### DIRECTIONS:
Output the data word for word, dropping every image.

---------- INFORMATION ----------

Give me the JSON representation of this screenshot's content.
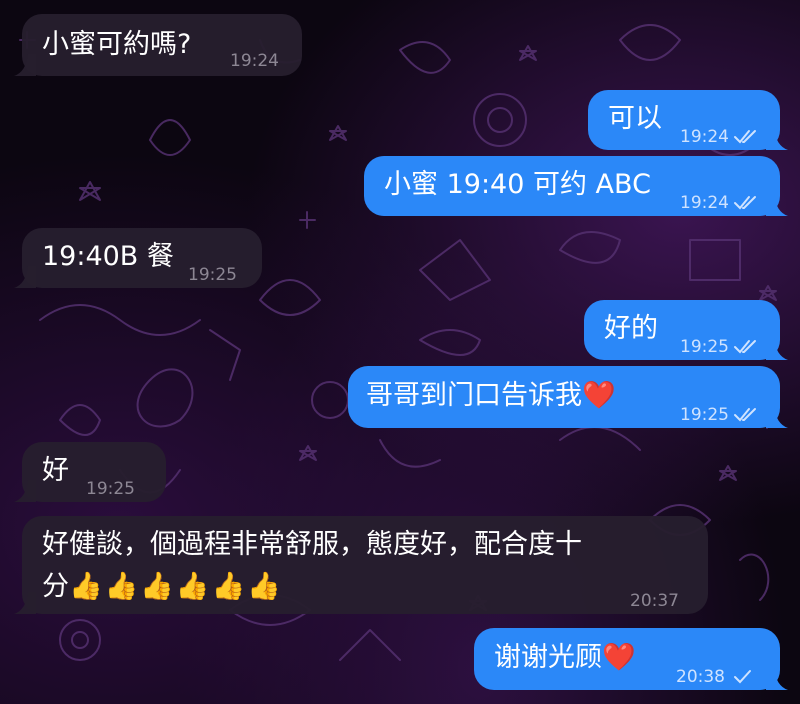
{
  "messages": [
    {
      "dir": "in",
      "text": "小蜜可約嗎?",
      "time": "19:24"
    },
    {
      "dir": "out",
      "text": "可以",
      "time": "19:24",
      "status": "read"
    },
    {
      "dir": "out",
      "text": "小蜜 19:40 可约 ABC",
      "time": "19:24",
      "status": "read"
    },
    {
      "dir": "in",
      "text": "19:40B 餐",
      "time": "19:25"
    },
    {
      "dir": "out",
      "text": "好的",
      "time": "19:25",
      "status": "read"
    },
    {
      "dir": "out",
      "text": "哥哥到门口告诉我",
      "emoji": "❤️",
      "time": "19:25",
      "status": "read"
    },
    {
      "dir": "in",
      "text": "好",
      "time": "19:25"
    },
    {
      "dir": "in",
      "text_line1": "好健談，個過程非常舒服，態度好，配合度十",
      "text_line2": "分",
      "emoji": "👍👍👍👍👍👍",
      "time": "20:37"
    },
    {
      "dir": "out",
      "text": "谢谢光顾",
      "emoji": "❤️",
      "time": "20:38",
      "status": "delivered"
    }
  ],
  "colors": {
    "incoming_bubble": "#261e2e",
    "outgoing_bubble": "#2b88f8",
    "background": "#0c0611",
    "doodle": "#5a2f78"
  }
}
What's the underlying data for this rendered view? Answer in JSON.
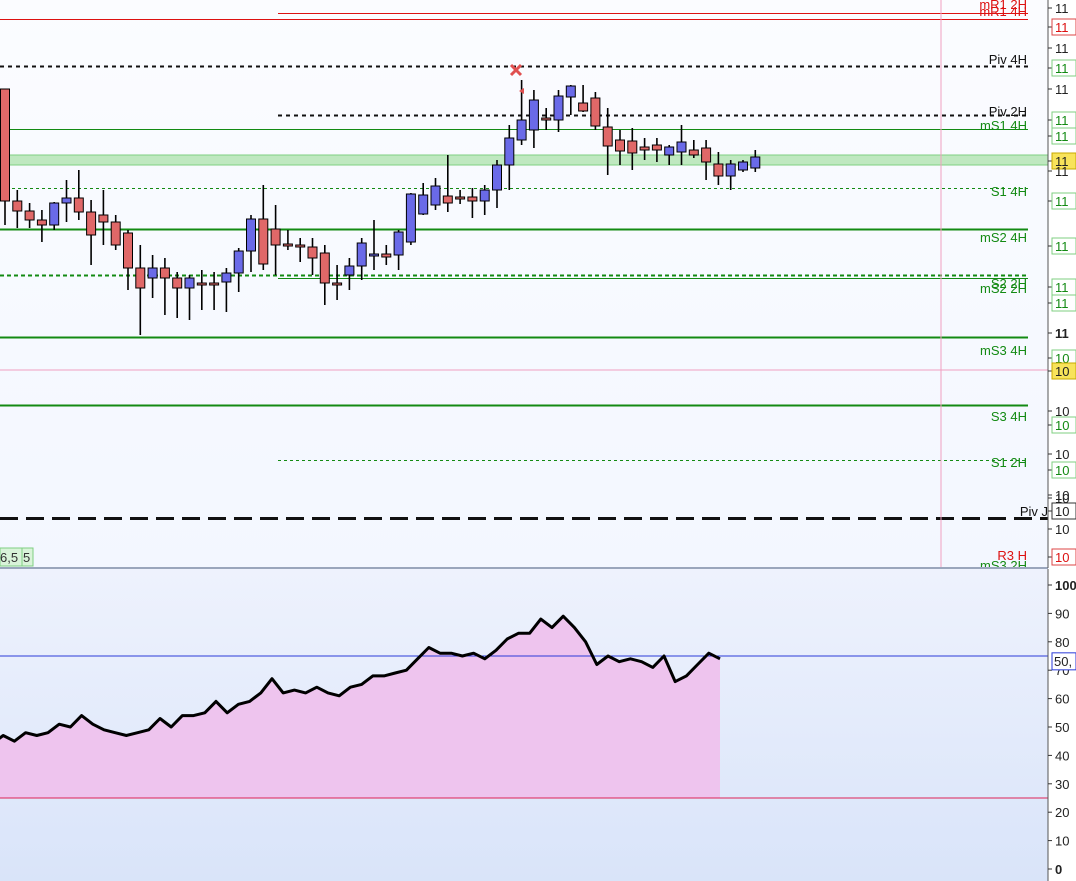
{
  "colors": {
    "bull": "#6a6ae8",
    "bear": "#e06868",
    "resistance": "#dd1111",
    "support": "#138a13",
    "pivot": "#111111",
    "zone": "#bfe8c0",
    "rsi_fill": "#eec4ee",
    "rsi_line": "#000000",
    "bg_top": "#fbfcff",
    "bg_bottom": "#d8e3f8"
  },
  "chart_data": [
    {
      "type": "candlestick",
      "ohlc": [
        [
          89,
          178,
          225,
          201
        ],
        [
          201,
          190,
          228,
          211
        ],
        [
          211,
          203,
          228,
          220
        ],
        [
          220,
          210,
          242,
          225
        ],
        [
          225,
          202,
          230,
          203
        ],
        [
          203,
          180,
          222,
          198
        ],
        [
          198,
          170,
          220,
          212
        ],
        [
          212,
          200,
          265,
          235
        ],
        [
          215,
          190,
          245,
          222
        ],
        [
          222,
          215,
          250,
          245
        ],
        [
          233,
          230,
          290,
          268
        ],
        [
          268,
          245,
          335,
          288
        ],
        [
          278,
          255,
          298,
          268
        ],
        [
          268,
          258,
          315,
          278
        ],
        [
          278,
          272,
          318,
          288
        ],
        [
          288,
          275,
          320,
          278
        ],
        [
          283,
          270,
          310,
          283
        ],
        [
          283,
          272,
          310,
          283
        ],
        [
          282,
          268,
          312,
          273
        ],
        [
          273,
          248,
          292,
          251
        ],
        [
          251,
          215,
          272,
          219
        ],
        [
          219,
          185,
          270,
          264
        ],
        [
          229,
          205,
          275,
          245
        ],
        [
          244,
          230,
          250,
          246
        ],
        [
          245,
          238,
          262,
          247
        ],
        [
          247,
          238,
          275,
          258
        ],
        [
          253,
          245,
          305,
          283
        ],
        [
          283,
          265,
          300,
          283
        ],
        [
          275,
          258,
          290,
          266
        ],
        [
          266,
          238,
          280,
          243
        ],
        [
          256,
          220,
          270,
          254
        ],
        [
          254,
          245,
          265,
          257
        ],
        [
          255,
          230,
          270,
          232
        ],
        [
          242,
          193,
          245,
          194
        ],
        [
          214,
          183,
          215,
          195
        ],
        [
          205,
          178,
          210,
          186
        ],
        [
          196,
          155,
          212,
          203
        ],
        [
          197,
          190,
          204,
          197
        ],
        [
          197,
          188,
          218,
          201
        ],
        [
          201,
          185,
          215,
          190
        ],
        [
          190,
          160,
          208,
          165
        ],
        [
          165,
          125,
          190,
          138
        ],
        [
          140,
          80,
          145,
          120
        ],
        [
          130,
          90,
          148,
          100
        ],
        [
          118,
          108,
          130,
          120
        ],
        [
          120,
          90,
          132,
          96
        ],
        [
          97,
          85,
          115,
          86
        ],
        [
          103,
          85,
          112,
          111
        ],
        [
          98,
          92,
          130,
          126
        ],
        [
          127,
          108,
          175,
          146
        ],
        [
          140,
          130,
          165,
          151
        ],
        [
          141,
          128,
          170,
          153
        ],
        [
          147,
          138,
          160,
          150
        ],
        [
          145,
          138,
          162,
          150
        ],
        [
          155,
          145,
          165,
          147
        ],
        [
          152,
          125,
          165,
          142
        ],
        [
          150,
          140,
          158,
          155
        ],
        [
          148,
          140,
          180,
          162
        ],
        [
          164,
          152,
          185,
          176
        ],
        [
          176,
          160,
          190,
          164
        ],
        [
          170,
          160,
          172,
          162
        ],
        [
          168,
          150,
          172,
          157
        ]
      ],
      "right_labels": [
        {
          "name": "mR1 2H",
          "kind": "resistance",
          "price": 113.55
        },
        {
          "name": "mR1 4H",
          "kind": "resistance",
          "price": 113.49
        },
        {
          "name": "Piv 4H",
          "kind": "pivot",
          "price": 113.04
        },
        {
          "name": "Piv 2H",
          "kind": "pivot",
          "price": 112.57
        },
        {
          "name": "mS1 4H",
          "kind": "support",
          "price": 112.43
        },
        {
          "name": "S1 4H",
          "kind": "support",
          "price": 111.87
        },
        {
          "name": "mS2 4H",
          "kind": "support",
          "price": 111.47
        },
        {
          "name": "S2 2H",
          "kind": "support",
          "price": 111.03
        },
        {
          "name": "mS2 2H",
          "kind": "support",
          "price": 111.0
        },
        {
          "name": "mS3 4H",
          "kind": "support",
          "price": 110.44
        },
        {
          "name": "S3 4H",
          "kind": "support",
          "price": 109.78
        },
        {
          "name": "S1 2H",
          "kind": "support",
          "price": 109.26
        },
        {
          "name": "Piv J",
          "kind": "pivot",
          "price": 108.7
        },
        {
          "name": "R3 H",
          "kind": "resistance",
          "price": 108.2
        },
        {
          "name": "mS3 2H",
          "kind": "support",
          "price": 108.14
        }
      ],
      "price_axis_ticks": [
        "11",
        "11",
        "11",
        "11",
        "11",
        "11",
        "11",
        "11",
        "11",
        "11",
        "11",
        "11",
        "11",
        "11",
        "10",
        "10",
        "10",
        "10",
        "10",
        "10",
        "10",
        "10",
        "10",
        "10",
        "10"
      ],
      "badges": [
        "6,5",
        "5"
      ]
    },
    {
      "type": "area",
      "y": [
        44,
        47,
        45,
        48,
        47,
        48,
        51,
        50,
        54,
        51,
        49,
        48,
        47,
        48,
        49,
        53,
        50,
        54,
        54,
        55,
        59,
        55,
        58,
        59,
        62,
        67,
        62,
        63,
        62,
        64,
        62,
        61,
        64,
        65,
        68,
        68,
        69,
        70,
        74,
        78,
        76,
        76,
        75,
        76,
        74,
        77,
        81,
        83,
        83,
        88,
        85,
        89,
        85,
        80,
        72,
        75,
        73,
        74,
        73,
        71,
        75,
        66,
        68,
        72,
        76,
        74
      ],
      "ylim": [
        0,
        100
      ],
      "y_ticks": [
        "100",
        "90",
        "80",
        "70",
        "60",
        "50",
        "40",
        "30",
        "20",
        "10",
        "0"
      ],
      "levels": [
        75,
        25
      ],
      "last_value_label": "50,"
    }
  ]
}
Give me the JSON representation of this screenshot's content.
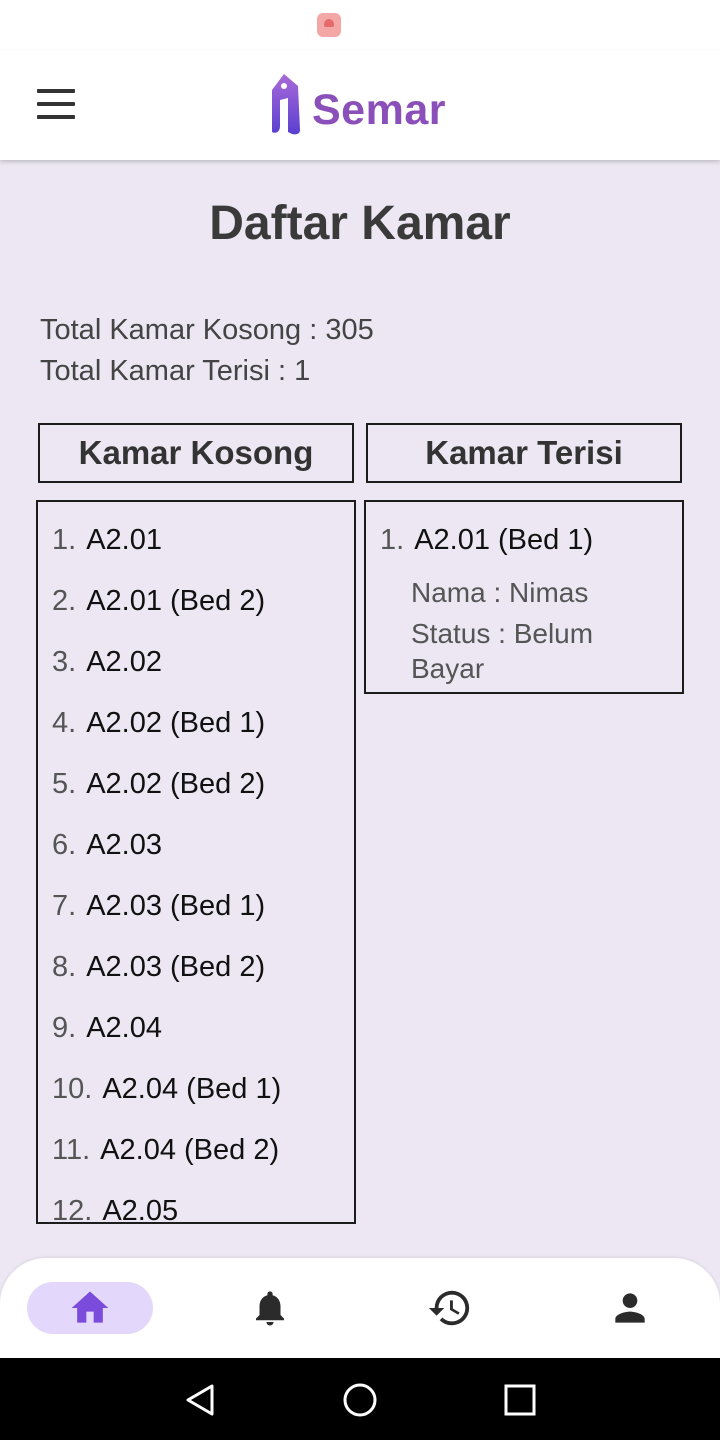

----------

### RESULT FOR THIS EXERCISE:
Give me the JSON representation of this screenshot's content.
{
  "messages": [
    {
      "dir": "in",
      "text": "小蜜可約嗎?",
      "time": "19:24"
    },
    {
      "dir": "out",
      "text": "可以",
      "time": "19:24",
      "status": "read"
    },
    {
      "dir": "out",
      "text": "小蜜 19:40 可约 ABC",
      "time": "19:24",
      "status": "read"
    },
    {
      "dir": "in",
      "text": "19:40B 餐",
      "time": "19:25"
    },
    {
      "dir": "out",
      "text": "好的",
      "time": "19:25",
      "status": "read"
    },
    {
      "dir": "out",
      "text": "哥哥到门口告诉我",
      "emoji": "❤️",
      "time": "19:25",
      "status": "read"
    },
    {
      "dir": "in",
      "text": "好",
      "time": "19:25"
    },
    {
      "dir": "in",
      "text_line1": "好健談，個過程非常舒服，態度好，配合度十",
      "text_line2": "分",
      "emoji": "👍👍👍👍👍👍",
      "time": "20:37"
    },
    {
      "dir": "out",
      "text": "谢谢光顾",
      "emoji": "❤️",
      "time": "20:38",
      "status": "delivered"
    }
  ],
  "colors": {
    "incoming_bubble": "#261e2e",
    "outgoing_bubble": "#2b88f8",
    "background": "#0c0611",
    "doodle": "#5a2f78"
  }
}
What's the underlying data for this rendered view? Answer in JSON.
{
  "colors": {
    "bull": "#6a6ae8",
    "bear": "#e06868",
    "resistance": "#dd1111",
    "support": "#138a13",
    "pivot": "#111111",
    "zone": "#bfe8c0",
    "rsi_fill": "#eec4ee",
    "rsi_line": "#000000",
    "bg_top": "#fbfcff",
    "bg_bottom": "#d8e3f8"
  },
  "chart_data": [
    {
      "type": "candlestick",
      "ohlc": [
        [
          89,
          178,
          225,
          201
        ],
        [
          201,
          190,
          228,
          211
        ],
        [
          211,
          203,
          228,
          220
        ],
        [
          220,
          210,
          242,
          225
        ],
        [
          225,
          202,
          230,
          203
        ],
        [
          203,
          180,
          222,
          198
        ],
        [
          198,
          170,
          220,
          212
        ],
        [
          212,
          200,
          265,
          235
        ],
        [
          215,
          190,
          245,
          222
        ],
        [
          222,
          215,
          250,
          245
        ],
        [
          233,
          230,
          290,
          268
        ],
        [
          268,
          245,
          335,
          288
        ],
        [
          278,
          255,
          298,
          268
        ],
        [
          268,
          258,
          315,
          278
        ],
        [
          278,
          272,
          318,
          288
        ],
        [
          288,
          275,
          320,
          278
        ],
        [
          283,
          270,
          310,
          283
        ],
        [
          283,
          272,
          310,
          283
        ],
        [
          282,
          268,
          312,
          273
        ],
        [
          273,
          248,
          292,
          251
        ],
        [
          251,
          215,
          272,
          219
        ],
        [
          219,
          185,
          270,
          264
        ],
        [
          229,
          205,
          275,
          245
        ],
        [
          244,
          230,
          250,
          246
        ],
        [
          245,
          238,
          262,
          247
        ],
        [
          247,
          238,
          275,
          258
        ],
        [
          253,
          245,
          305,
          283
        ],
        [
          283,
          265,
          300,
          283
        ],
        [
          275,
          258,
          290,
          266
        ],
        [
          266,
          238,
          280,
          243
        ],
        [
          256,
          220,
          270,
          254
        ],
        [
          254,
          245,
          265,
          257
        ],
        [
          255,
          230,
          270,
          232
        ],
        [
          242,
          193,
          245,
          194
        ],
        [
          214,
          183,
          215,
          195
        ],
        [
          205,
          178,
          210,
          186
        ],
        [
          196,
          155,
          212,
          203
        ],
        [
          197,
          190,
          204,
          197
        ],
        [
          197,
          188,
          218,
          201
        ],
        [
          201,
          185,
          215,
          190
        ],
        [
          190,
          160,
          208,
          165
        ],
        [
          165,
          125,
          190,
          138
        ],
        [
          140,
          80,
          145,
          120
        ],
        [
          130,
          90,
          148,
          100
        ],
        [
          118,
          108,
          130,
          120
        ],
        [
          120,
          90,
          132,
          96
        ],
        [
          97,
          85,
          115,
          86
        ],
        [
          103,
          85,
          112,
          111
        ],
        [
          98,
          92,
          130,
          126
        ],
        [
          127,
          108,
          175,
          146
        ],
        [
          140,
          130,
          165,
          151
        ],
        [
          141,
          128,
          170,
          153
        ],
        [
          147,
          138,
          160,
          150
        ],
        [
          145,
          138,
          162,
          150
        ],
        [
          155,
          145,
          165,
          147
        ],
        [
          152,
          125,
          165,
          142
        ],
        [
          150,
          140,
          158,
          155
        ],
        [
          148,
          140,
          180,
          162
        ],
        [
          164,
          152,
          185,
          176
        ],
        [
          176,
          160,
          190,
          164
        ],
        [
          170,
          160,
          172,
          162
        ],
        [
          168,
          150,
          172,
          157
        ]
      ],
      "right_labels": [
        {
          "name": "mR1 2H",
          "kind": "resistance",
          "price": 113.55
        },
        {
          "name": "mR1 4H",
          "kind": "resistance",
          "price": 113.49
        },
        {
          "name": "Piv 4H",
          "kind": "pivot",
          "price": 113.04
        },
        {
          "name": "Piv 2H",
          "kind": "pivot",
          "price": 112.57
        },
        {
          "name": "mS1 4H",
          "kind": "support",
          "price": 112.43
        },
        {
          "name": "S1 4H",
          "kind": "support",
          "price": 111.87
        },
        {
          "name": "mS2 4H",
          "kind": "support",
          "price": 111.47
        },
        {
          "name": "S2 2H",
          "kind": "support",
          "price": 111.03
        },
        {
          "name": "mS2 2H",
          "kind": "support",
          "price": 111.0
        },
        {
          "name": "mS3 4H",
          "kind": "support",
          "price": 110.44
        },
        {
          "name": "S3 4H",
          "kind": "support",
          "price": 109.78
        },
        {
          "name": "S1 2H",
          "kind": "support",
          "price": 109.26
        },
        {
          "name": "Piv J",
          "kind": "pivot",
          "price": 108.7
        },
        {
          "name": "R3 H",
          "kind": "resistance",
          "price": 108.2
        },
        {
          "name": "mS3 2H",
          "kind": "support",
          "price": 108.14
        }
      ],
      "price_axis_ticks": [
        "11",
        "11",
        "11",
        "11",
        "11",
        "11",
        "11",
        "11",
        "11",
        "11",
        "11",
        "11",
        "11",
        "11",
        "10",
        "10",
        "10",
        "10",
        "10",
        "10",
        "10",
        "10",
        "10",
        "10",
        "10"
      ],
      "badges": [
        "6,5",
        "5"
      ]
    },
    {
      "type": "area",
      "y": [
        44,
        47,
        45,
        48,
        47,
        48,
        51,
        50,
        54,
        51,
        49,
        48,
        47,
        48,
        49,
        53,
        50,
        54,
        54,
        55,
        59,
        55,
        58,
        59,
        62,
        67,
        62,
        63,
        62,
        64,
        62,
        61,
        64,
        65,
        68,
        68,
        69,
        70,
        74,
        78,
        76,
        76,
        75,
        76,
        74,
        77,
        81,
        83,
        83,
        88,
        85,
        89,
        85,
        80,
        72,
        75,
        73,
        74,
        73,
        71,
        75,
        66,
        68,
        72,
        76,
        74
      ],
      "ylim": [
        0,
        100
      ],
      "y_ticks": [
        "100",
        "90",
        "80",
        "70",
        "60",
        "50",
        "40",
        "30",
        "20",
        "10",
        "0"
      ],
      "levels": [
        75,
        25
      ],
      "last_value_label": "50,"
    }
  ]
}
Give me the JSON representation of this screenshot's content.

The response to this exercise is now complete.